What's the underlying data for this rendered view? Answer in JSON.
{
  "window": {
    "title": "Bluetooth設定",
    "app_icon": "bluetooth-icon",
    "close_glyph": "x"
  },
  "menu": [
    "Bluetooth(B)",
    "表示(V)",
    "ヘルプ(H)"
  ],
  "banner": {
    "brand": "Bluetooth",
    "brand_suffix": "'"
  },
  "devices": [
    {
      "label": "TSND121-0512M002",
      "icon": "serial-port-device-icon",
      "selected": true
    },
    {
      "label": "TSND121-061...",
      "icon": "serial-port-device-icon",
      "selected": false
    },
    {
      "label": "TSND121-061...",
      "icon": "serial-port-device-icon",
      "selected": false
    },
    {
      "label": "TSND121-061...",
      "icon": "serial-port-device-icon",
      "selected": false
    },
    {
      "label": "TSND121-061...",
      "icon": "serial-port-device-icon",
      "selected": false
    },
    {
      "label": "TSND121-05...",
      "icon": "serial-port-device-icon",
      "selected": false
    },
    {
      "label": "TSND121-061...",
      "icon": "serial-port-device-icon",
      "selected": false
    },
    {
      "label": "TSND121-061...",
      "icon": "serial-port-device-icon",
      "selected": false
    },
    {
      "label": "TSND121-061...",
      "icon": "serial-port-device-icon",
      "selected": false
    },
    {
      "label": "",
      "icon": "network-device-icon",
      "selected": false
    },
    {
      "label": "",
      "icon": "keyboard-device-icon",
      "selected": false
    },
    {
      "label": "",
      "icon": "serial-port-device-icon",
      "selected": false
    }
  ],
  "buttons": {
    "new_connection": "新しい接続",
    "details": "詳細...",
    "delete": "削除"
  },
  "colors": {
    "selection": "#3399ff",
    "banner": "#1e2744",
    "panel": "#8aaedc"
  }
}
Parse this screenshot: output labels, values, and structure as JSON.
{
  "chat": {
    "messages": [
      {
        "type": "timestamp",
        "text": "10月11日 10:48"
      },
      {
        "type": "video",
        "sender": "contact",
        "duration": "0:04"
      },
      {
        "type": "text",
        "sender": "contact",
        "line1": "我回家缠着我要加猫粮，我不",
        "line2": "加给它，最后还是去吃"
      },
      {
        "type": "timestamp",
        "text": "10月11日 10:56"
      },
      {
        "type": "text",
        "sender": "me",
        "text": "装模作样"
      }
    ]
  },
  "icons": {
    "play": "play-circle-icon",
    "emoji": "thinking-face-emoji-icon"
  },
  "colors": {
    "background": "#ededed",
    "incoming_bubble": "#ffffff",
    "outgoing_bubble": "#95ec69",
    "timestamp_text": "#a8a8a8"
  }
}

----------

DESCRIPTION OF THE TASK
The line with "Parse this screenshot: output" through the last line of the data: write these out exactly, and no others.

RESULT FOR THIS TASK
Parse this screenshot: output labels, values, and structure as JSON.
{
  "chat": {
    "messages": [
      {
        "type": "timestamp",
        "text": "10月11日 10:48"
      },
      {
        "type": "video",
        "sender": "contact",
        "duration": "0:04"
      },
      {
        "type": "text",
        "sender": "contact",
        "line1": "我回家缠着我要加猫粮，我不",
        "line2": "加给它，最后还是去吃"
      },
      {
        "type": "timestamp",
        "text": "10月11日 10:56"
      },
      {
        "type": "text",
        "sender": "me",
        "text": "装模作样"
      }
    ]
  },
  "icons": {
    "play": "play-circle-icon",
    "emoji": "thinking-face-emoji-icon"
  },
  "colors": {
    "background": "#ededed",
    "incoming_bubble": "#ffffff",
    "outgoing_bubble": "#95ec69",
    "timestamp_text": "#a8a8a8"
  }
}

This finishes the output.